Provided information: Begin

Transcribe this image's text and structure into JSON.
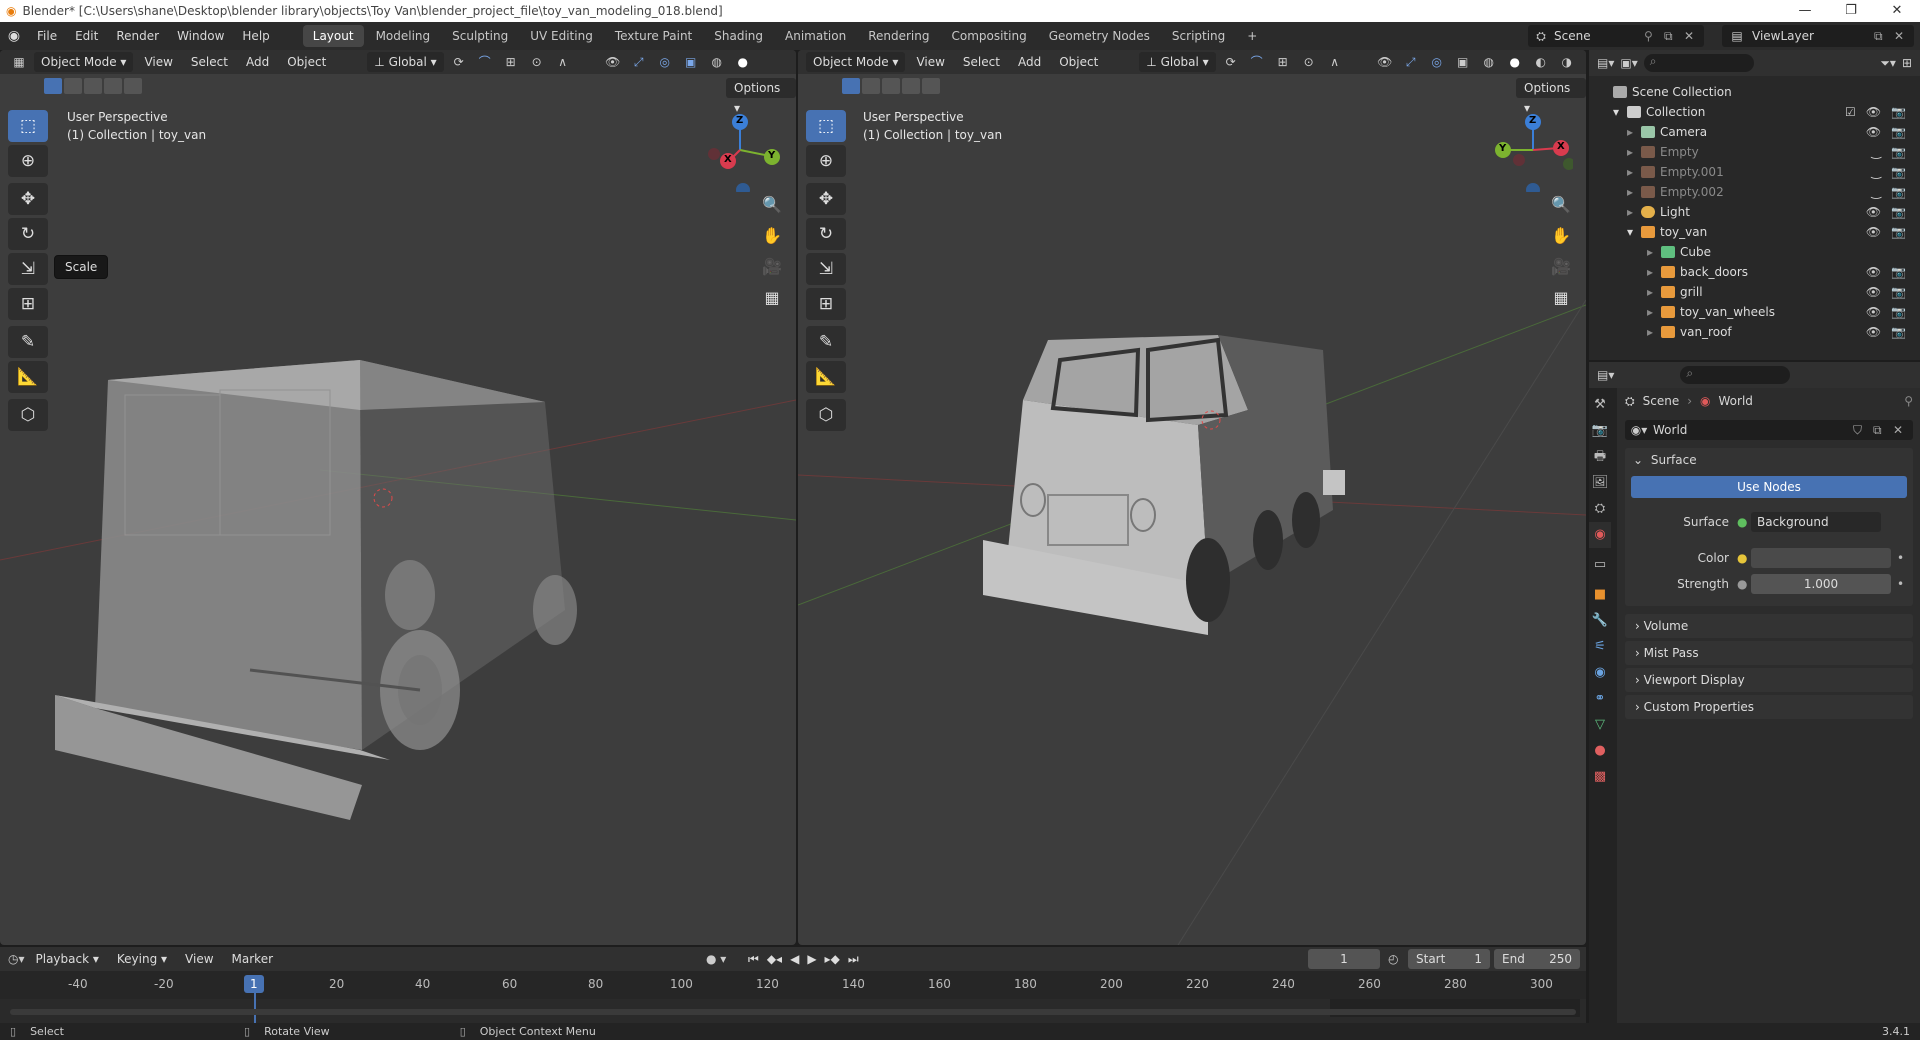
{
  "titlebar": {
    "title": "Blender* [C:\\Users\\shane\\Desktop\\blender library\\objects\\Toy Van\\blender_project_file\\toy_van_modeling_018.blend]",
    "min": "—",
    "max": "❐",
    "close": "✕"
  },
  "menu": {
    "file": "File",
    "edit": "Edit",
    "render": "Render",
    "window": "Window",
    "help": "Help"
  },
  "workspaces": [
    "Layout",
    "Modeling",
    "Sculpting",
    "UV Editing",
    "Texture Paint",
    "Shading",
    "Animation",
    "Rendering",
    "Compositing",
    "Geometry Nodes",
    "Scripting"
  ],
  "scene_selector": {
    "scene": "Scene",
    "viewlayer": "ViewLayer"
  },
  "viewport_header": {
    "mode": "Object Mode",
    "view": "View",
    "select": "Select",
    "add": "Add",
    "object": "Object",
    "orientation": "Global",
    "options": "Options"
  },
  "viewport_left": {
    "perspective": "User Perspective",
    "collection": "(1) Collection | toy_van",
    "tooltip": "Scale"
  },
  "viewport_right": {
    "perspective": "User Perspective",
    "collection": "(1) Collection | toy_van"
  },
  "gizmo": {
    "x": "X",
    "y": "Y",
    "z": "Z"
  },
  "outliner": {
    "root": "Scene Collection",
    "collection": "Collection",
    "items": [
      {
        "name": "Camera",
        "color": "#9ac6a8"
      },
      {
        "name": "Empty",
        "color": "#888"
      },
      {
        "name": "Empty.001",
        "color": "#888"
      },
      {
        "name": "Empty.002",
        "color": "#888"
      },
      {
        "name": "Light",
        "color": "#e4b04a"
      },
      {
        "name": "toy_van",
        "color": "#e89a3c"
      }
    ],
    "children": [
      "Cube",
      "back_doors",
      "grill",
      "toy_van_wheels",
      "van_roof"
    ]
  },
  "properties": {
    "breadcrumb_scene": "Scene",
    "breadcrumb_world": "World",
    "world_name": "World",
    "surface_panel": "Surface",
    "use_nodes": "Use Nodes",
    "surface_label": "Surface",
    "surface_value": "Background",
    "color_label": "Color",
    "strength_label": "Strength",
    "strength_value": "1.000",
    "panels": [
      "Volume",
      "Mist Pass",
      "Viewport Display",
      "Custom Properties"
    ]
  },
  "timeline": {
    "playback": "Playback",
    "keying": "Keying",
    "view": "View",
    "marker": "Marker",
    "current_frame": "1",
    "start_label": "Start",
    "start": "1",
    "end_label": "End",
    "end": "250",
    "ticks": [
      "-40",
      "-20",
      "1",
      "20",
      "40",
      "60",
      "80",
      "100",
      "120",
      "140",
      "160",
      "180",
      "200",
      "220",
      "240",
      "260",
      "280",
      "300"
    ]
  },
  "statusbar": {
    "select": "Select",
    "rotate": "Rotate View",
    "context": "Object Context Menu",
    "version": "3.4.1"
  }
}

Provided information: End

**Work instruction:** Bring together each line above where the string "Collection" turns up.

**Solution for this exercise:**
    "collection": "(1) Collection | toy_van",
    "collection": "(1) Collection | toy_van"
    "root": "Scene Collection",
    "collection": "Collection",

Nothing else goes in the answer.